*ASSIGNED TASK*.
For the word "label", state how many lines of the records include it, with no other text.
*** Opening DATA SECTION ***
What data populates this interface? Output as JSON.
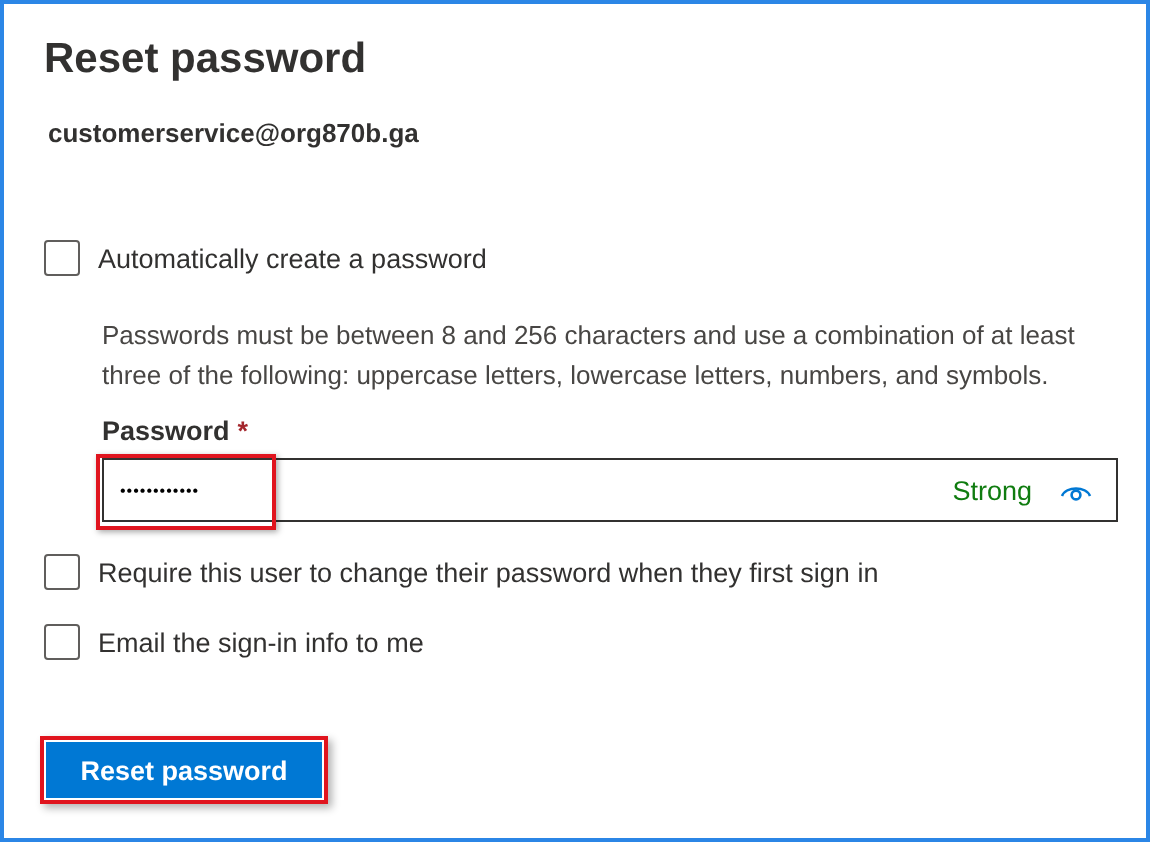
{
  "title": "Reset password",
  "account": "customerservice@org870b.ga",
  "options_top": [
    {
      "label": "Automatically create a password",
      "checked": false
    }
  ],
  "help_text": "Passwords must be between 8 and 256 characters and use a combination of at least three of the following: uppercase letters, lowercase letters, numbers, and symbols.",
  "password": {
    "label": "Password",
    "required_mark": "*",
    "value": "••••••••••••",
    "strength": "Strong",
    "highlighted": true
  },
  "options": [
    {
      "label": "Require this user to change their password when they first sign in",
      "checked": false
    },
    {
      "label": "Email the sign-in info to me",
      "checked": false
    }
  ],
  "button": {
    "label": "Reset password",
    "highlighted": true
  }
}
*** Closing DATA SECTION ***
*PROBLEM SOLUTION*.
5